In parallel with other substance withdrawal syndromes, a cannabis withdrawal syndrome (CWS) originally proposed by Budney and colleagues5-8 —has received recognition in recent years. Cannabis withdrawal syndrome symptoms occur reliably following a specific time course with cessation of cannabis use, were transient, could be ameliorated by readministration of cannabis, and were clinically significant. Cannabis withdrawal syndrome was recognized by the Diagnostic and Statistical Manual of Mental Disorders, Fifth Edition,9 and requires the presence of at least 3 of the following symptoms developing within 7 days of reduced cannabis use: (1) irritability, anger, or aggression; (2) nervousness or anxiety; (3) sleep disturbance; (4) appetite or weight disturbance; (5) restlessness; (6) depressed mood; and (7) somatic symptoms, such as headaches, sweating, nausea, vomiting, or abdominal pain.
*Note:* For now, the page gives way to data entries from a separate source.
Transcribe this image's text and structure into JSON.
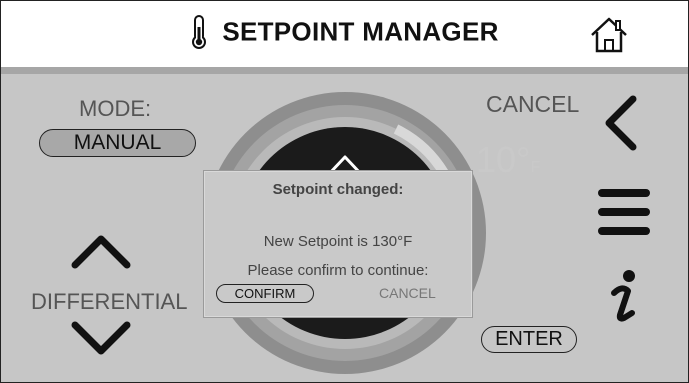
{
  "header": {
    "title": "SETPOINT MANAGER",
    "thermometer_icon": "thermometer-icon",
    "home_icon": "home-icon"
  },
  "mode": {
    "label": "MODE:",
    "value": "MANUAL"
  },
  "differential": {
    "label": "DIFFERENTIAL",
    "up_icon": "chevron-up-icon",
    "down_icon": "chevron-down-icon"
  },
  "right_panel": {
    "cancel_label": "CANCEL",
    "back_icon": "chevron-left-icon",
    "menu_icon": "menu-icon",
    "info_icon": "info-icon",
    "enter_label": "ENTER"
  },
  "dial": {
    "differential_value": "10°",
    "unit": "F"
  },
  "popup": {
    "title": "Setpoint changed:",
    "message_line1": "New Setpoint is 130°F",
    "message_line2": "Please confirm to continue:",
    "confirm_label": "CONFIRM",
    "cancel_label": "CANCEL"
  },
  "colors": {
    "background": "#c6c6c6",
    "header": "#ffffff",
    "dial_ring": "#8c8c8c",
    "dial_center": "#1a1a1a",
    "popup": "#c9c9c9"
  }
}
Several studies using varied approaches have characterized CWS, and resulting prevalence estimates have ranged from 11.1%to 94.2%.8,10-12 Hence, although there is concern about the risks associated with cannabinoid use and CWS, to our knowledge, there currently exists no comprehensive quantitative synthesis of the magnitude of risk and how elevated that risk might be relative to the general population among people with regular or problematic cannabinoid use. The primary aim of this systematic review and meta-analysis was to estimate the prevalence of CWS and identify contributors to heterogeneity in reported results.We sought to produce age-specific and sex estimates of CWS prevalence where possible.